Computers can play chess as well as any grandmaster. They can diagnose cancer as well as any oncologist, find oil as well as any seismologist. But can they do that most human of all activities: can they tell a story? Read Cheap Complex Devices and find out.
Cheap Complex Devices is a book comprised of (A) a note by the editor, John Compton Sundman (B) an introduction to the Hofstadter Competition, written by the Committe on Computer-Written Novels of the Society for Analytical Engines, (C) the computer-written novel entitled "Bees, or The Floating-Point Error," and (D) the computer-written novel called "The Bonehead Computer Museum."
Bremser moves to Walli Diallo, a tiny landlocked country in the Sahel, the fringe of the Sahara, where Arab Africa meets Black Africa and desert gives way to savannah. Fifteen years ago, when he was 21, he had worked here doing agricultural development projects for Catholic Relief Services. But after a traumatic incident he had returned to the States, where he became a computer expert specializing in the design of numerical subsystems.
Now Bremser has gone back to Africa. He is working at a research station called Tianga Farm, where he is using both his agricultural and computer experience. It’s an irrigated farm out in the middle of nowhere, a ten-square-mile island of green at the edge of a shallow river that ﬂows through an ocean of sand. The national government operates an experiment station at Tianga and leases parcels of land to peasant cooperatives. There is an earthen dike about ﬁfteen feet high that encircles the farm to protect it from the ﬂoodwaters of the Walli Diallo river, which has its headwaters in the mountain jungles a thousand miles to the south. But now it is dry season, and the dike protects the farm only from nothingness. Bremser is walking along the dike at sunset as the story begins.
Some Peulh nomads walk in from the Sahara bearing the message that Ismaila M’Bodj wants Bremser’s help. Bremser remembers Ismaila well, but had thought he was long dead. Fifteen years ago, in the confusion of an anti-American coup, Ismaila had saved Bremser’s life by offering himself as a hostage in Bremser’s place. The last time Bremser had seen Ismaila he was being marched away at gunpoint. Bremser is overjoyed to learn that his friend still lives.
So Bremser now heads off on what he thinks will be a week-long trek. He ends up walking for nearly three months, north by east, be-ing passed like a token from one group of nomads to another, until the dunes of the Sahara yield to rugged dry mountains.
After weeks of scrambling through ravines and over ridges, the party arrives at the end of deep narrow canyon with walls ﬁve hundred feet high. Atop the east wall there appears to be a castle-like stone building, apparently ancient. In a tiny settlement of mud and thatch huts at the very end of the canyon Bremser ﬁnds his old friend Ismaila and an eccentric American named Ted.

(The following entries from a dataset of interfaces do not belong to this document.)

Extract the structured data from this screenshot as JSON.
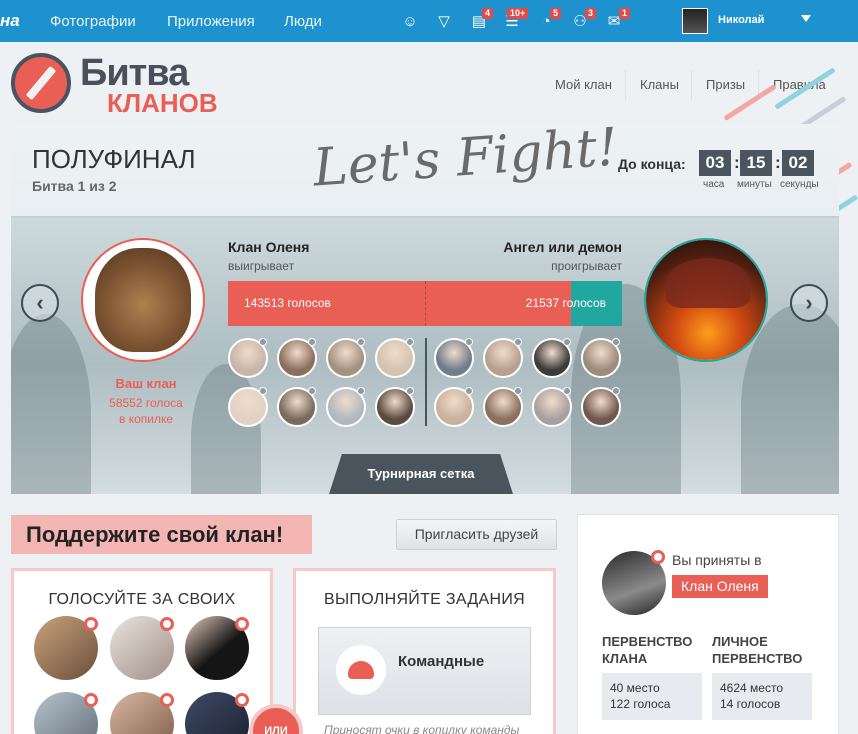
{
  "topbar": {
    "brand": "на",
    "nav": [
      "Фотографии",
      "Приложения",
      "Люди"
    ],
    "icons": [
      {
        "name": "smile-icon",
        "badge": ""
      },
      {
        "name": "diamond-icon",
        "badge": ""
      },
      {
        "name": "notes-icon",
        "badge": "4"
      },
      {
        "name": "list-icon",
        "badge": "10+"
      },
      {
        "name": "pie-icon",
        "badge": "5"
      },
      {
        "name": "friends-icon",
        "badge": "3"
      },
      {
        "name": "mail-icon",
        "badge": "1"
      }
    ],
    "user": "Николай"
  },
  "logo": {
    "line1": "Битва",
    "line2": "кланов"
  },
  "menu": [
    "Мой клан",
    "Кланы",
    "Призы",
    "Правила"
  ],
  "battle": {
    "stage": "ПОЛУФИНАЛ",
    "round": "Битва 1 из 2",
    "fight_text": "Let's Fight!",
    "until_label": "До конца:",
    "timer": {
      "hours": "03",
      "minutes": "15",
      "seconds": "02"
    },
    "timer_labels": {
      "hours": "часа",
      "minutes": "минуты",
      "seconds": "секунды"
    },
    "left": {
      "name": "Клан Оленя",
      "status": "выигрывает",
      "votes_label": "143513 голосов",
      "votes": 143513
    },
    "right": {
      "name": "Ангел или демон",
      "status": "проигрывает",
      "votes_label": "21537 голосов",
      "votes": 21537
    },
    "your_clan": "Ваш клан",
    "your_votes": "58552 голоса",
    "in_piggy": "в копилке",
    "bracket": "Турнирная сетка"
  },
  "support": {
    "title": "Поддержите свой клан!",
    "invite": "Пригласить друзей",
    "vote_title": "ГОЛОСУЙТЕ ЗА СВОИХ",
    "tasks_title": "ВЫПОЛНЯЙТЕ ЗАДАНИЯ",
    "or": "или",
    "team": "Командные",
    "team_hint": "Приносят очки в копилку команды"
  },
  "profile": {
    "accepted": "Вы приняты в",
    "clan": "Клан Оленя",
    "clan_title": "ПЕРВЕНСТВО КЛАНА",
    "clan_place": "40 место",
    "clan_votes": "122 голоса",
    "personal_title": "ЛИЧНОЕ ПЕРВЕНСТВО",
    "personal_place": "4624 место",
    "personal_votes": "14 голосов"
  },
  "colors": {
    "accent": "#e95f55",
    "teal": "#21a79f",
    "topbar": "#1e92cf",
    "dark": "#4a5560"
  }
}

Ted is wild-eyed and unkempt; his hair is long and matted, and he wears a smock of coarse cloth. He eats insects and wild honey. He rants like a crazy person about technology, sin, repentance, and the One who is to Come. He apparently believes that Christ’s return is right around the corner. Bremser learns Ted’s history:
For eight years Ted had worked in the “R” group at the Livermore National Laboratory, where he designed advanced weapons such as hydrogen bombs and x-ray lasers. Despite his intense efforts at the laboratory he had been growing increasingly ambivalent about his work there. Then one day his girlfriend was run over by a train outside the Laboratory in a “Star Wars” protest and something in-side him snapped. By chance he met Ismaila, himself traumatized, and together they decided to form New Sanctuary, a utopian place at the far end of the world.

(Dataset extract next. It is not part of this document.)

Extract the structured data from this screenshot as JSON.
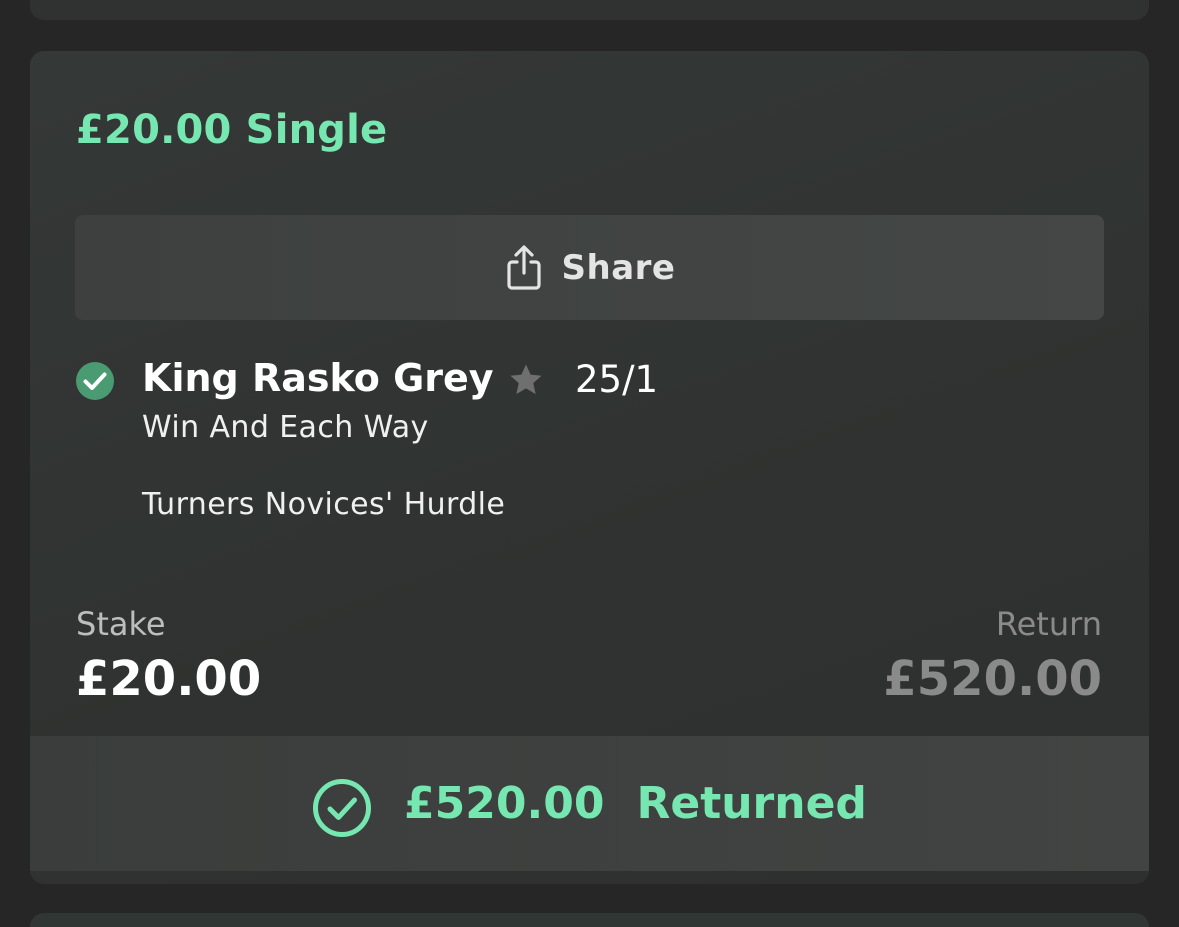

By the time Bremser shows up, Ted and Ismaila have been working at their New Sanctuary for nearly a decade. A small cadre of followers has assembled around them. Some are European, some are African. All they want is for the advanced world to leave them in peace. But The World is encroaching. International Vision, Inc, has just put a geosynchronous television relay satellite into orbit right over New Sanctuary. Night after night, as countless other satellites quickly zoom across the impossibly clear heavens, the orange point of International Vision, Inc., hangs immobile over New Sanctuary, like the star over Bethlehem. (Incidentally the satellite scans for signs of oil directly underneath it.) Ted, the prophet of New Sanctuary, has decided that they must act now. They have the right to look up into the heavens without seeing somebody’s space junk. They want an end to satellites cluttering up their sky at night; they want an end to TV beaming down into the villages of Walli Diallo, where an increasing number of teenagers are watching it on televisions powered by solar generators. Nobody asked New Sanctuary’s per-mission to overﬂy them, and they’re not giving it. They consider the transmission of television messages that promote consumerism to be an act of war. Ted, Ismaila and Company have decided to shoot all the satellites out of the sky.